The systems of New Bedford, Massachusetts, were infected with ransomware and crooks asked for a $5.3 million ransom to
The ransom was too high for the city that attempted negotiation and offered $400, 000, but crooks refused it. Then the city opted out to restore from backups.
The city refused to pay the ransom because it didn’t have the funds and considering that the request made by the crooks was the largest payment ever made.
The attack took place on Friday, July 5, but at the time of writing technical details of the infection haven’t been revealed.
Mayor Jon Mitchell disclosed the ransomware attack and revealed that 4% of the City’s computers (158 workstations) were impacted.
Mitchell added that the malware involved in the attack is a variant of the Ryuk ransomware.
“The MIS staff disconnected the City’s computer servers and shut down systems to prevent the virus from gaining a larger foothold across the City’s network.” states the New Bedford.
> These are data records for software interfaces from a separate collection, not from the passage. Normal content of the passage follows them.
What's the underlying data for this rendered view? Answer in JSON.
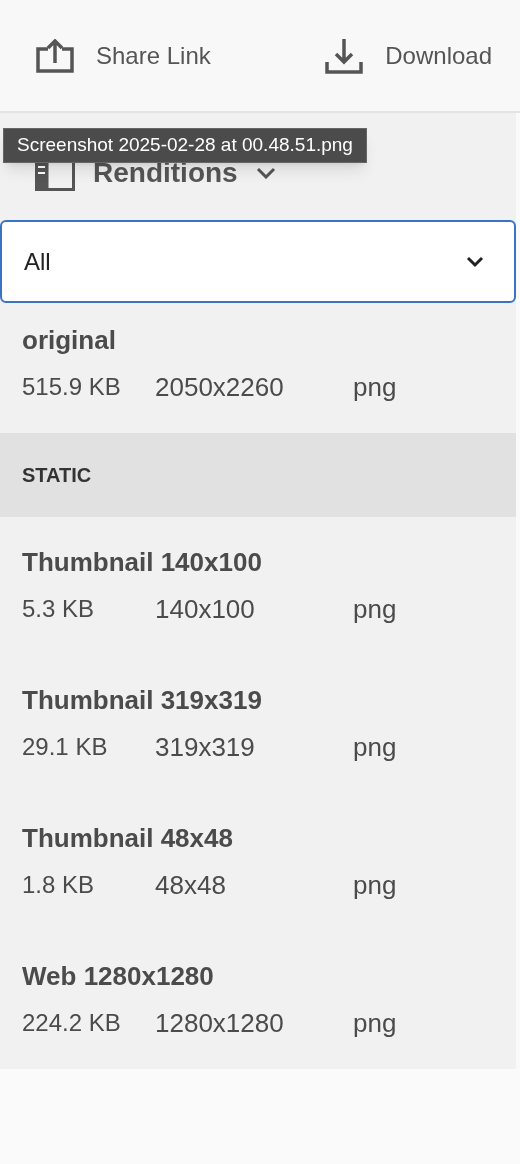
{
  "actions": [
    {
      "kind": "share",
      "label": "Share Link"
    },
    {
      "kind": "download",
      "label": "Download"
    }
  ],
  "tooltip": "Screenshot 2025-02-28 at 00.48.51.png",
  "panel": {
    "title": "Renditions"
  },
  "filter": {
    "value": "All"
  },
  "original": {
    "name": "original",
    "size": "515.9 KB",
    "dimensions": "2050x2260",
    "type": "png"
  },
  "section": "STATIC",
  "renditions": [
    {
      "name": "Thumbnail 140x100",
      "size": "5.3 KB",
      "dimensions": "140x100",
      "type": "png"
    },
    {
      "name": "Thumbnail 319x319",
      "size": "29.1 KB",
      "dimensions": "319x319",
      "type": "png"
    },
    {
      "name": "Thumbnail 48x48",
      "size": "1.8 KB",
      "dimensions": "48x48",
      "type": "png"
    },
    {
      "name": "Web 1280x1280",
      "size": "224.2 KB",
      "dimensions": "1280x1280",
      "type": "png"
    }
  ]
}
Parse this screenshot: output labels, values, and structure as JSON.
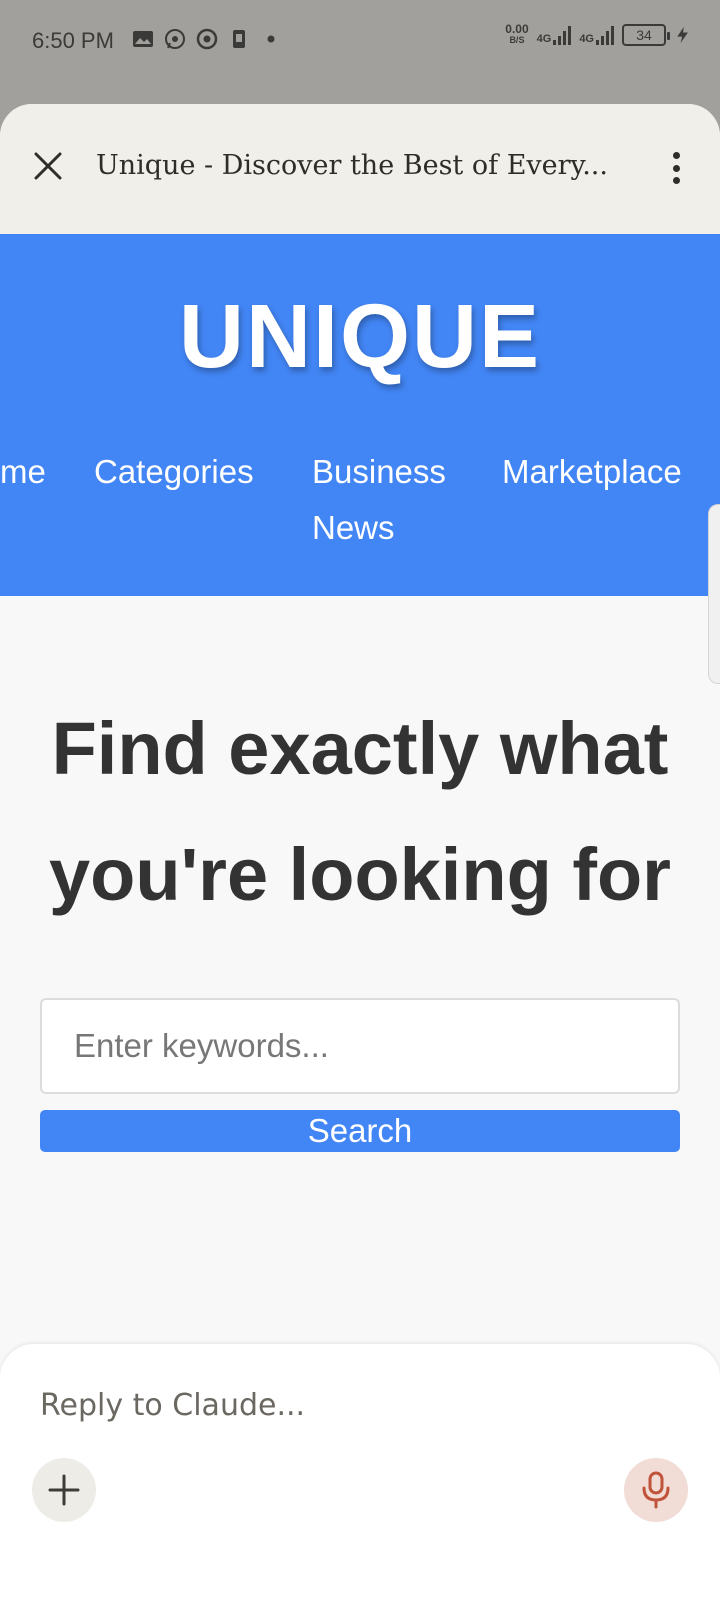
{
  "status_bar": {
    "time": "6:50 PM",
    "speed_value": "0.00",
    "speed_unit": "B/S",
    "network1": "4G",
    "network2": "4G",
    "battery": "34",
    "icons": [
      "gallery-icon",
      "whatsapp-icon",
      "chrome-icon",
      "sim-icon",
      "dot-icon",
      "signal-icon",
      "battery-icon",
      "charging-icon"
    ]
  },
  "sheet": {
    "title": "Unique - Discover the Best of Every..."
  },
  "site": {
    "logo": "UNIQUE",
    "nav": [
      "me",
      "Categories",
      "Business News",
      "Marketplace"
    ],
    "hero_title": "Find exactly what you're looking for",
    "search_placeholder": "Enter keywords...",
    "search_button": "Search"
  },
  "reply": {
    "placeholder": "Reply to Claude..."
  },
  "colors": {
    "brand_blue": "#4285f4",
    "sheet_header": "#f1efe9",
    "mic_accent": "#c0533a"
  }
}
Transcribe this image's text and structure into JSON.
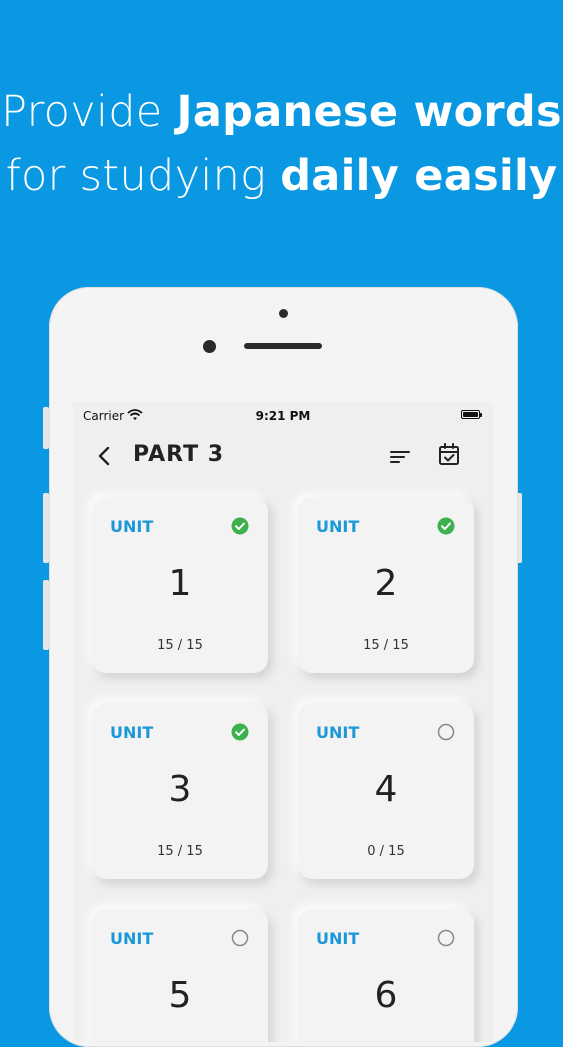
{
  "headline": {
    "line1_light": "Provide ",
    "line1_bold": "Japanese words",
    "line2_light": "for studying ",
    "line2_bold": "daily easily"
  },
  "status_bar": {
    "carrier": "Carrier",
    "time": "9:21 PM"
  },
  "nav": {
    "title": "PART 3",
    "back_icon": "chevron-left-icon",
    "sort_icon": "sort-icon",
    "calendar_icon": "calendar-check-icon"
  },
  "colors": {
    "background": "#0a98e2",
    "accent": "#1a98d8",
    "done": "#3db14e",
    "pending": "#888888"
  },
  "units": [
    {
      "label": "UNIT",
      "number": "1",
      "progress": "15 / 15",
      "completed": true
    },
    {
      "label": "UNIT",
      "number": "2",
      "progress": "15 / 15",
      "completed": true
    },
    {
      "label": "UNIT",
      "number": "3",
      "progress": "15 / 15",
      "completed": true
    },
    {
      "label": "UNIT",
      "number": "4",
      "progress": "0 / 15",
      "completed": false
    },
    {
      "label": "UNIT",
      "number": "5",
      "progress": "",
      "completed": false
    },
    {
      "label": "UNIT",
      "number": "6",
      "progress": "",
      "completed": false
    }
  ]
}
“The specific virus was a variant of the RYUK virus, a ransomware virus whose purpose is the financial extortion of a computer network’s operator – in this case, the City of New Bedford. RYUK encrypts, or renders inaccessible, the data stored on computer servers and workstations. In order to potentially unlock the encrypted data, the operator must then make a payment to acquire a decryption key from the attacker to access its data. RYUK has been implicated in attacks on government, education, and private sector networks around the nation and the world.”
The threat was quickly contained by the Management Information Systems (MIS) staff that isolated the infected systems from the network.
“While the attack was still underway, the city, through its consultants, reached out to the attacker, which had provided an email address,” added Mayor Mitchell.
“The attacker responded with a ransom demand specifically that it would provide a decryption key to unlock the encrypted files in return for a Bitcoin payment equal to $5.3 million,”
The good news is that the MIS Department of New Bedford City has completely recovered the City’s
In April, systems at Stuart City were infected by the same Ryuk ransomware, in early March, Jackson County, Georgia, was hit by the same ransomware that paralyzed the government activity until officials decided to pay a $400,000 ransom to decrypt the files.
(SecurityAffairs – New Bedford city, Ryuk ransomware)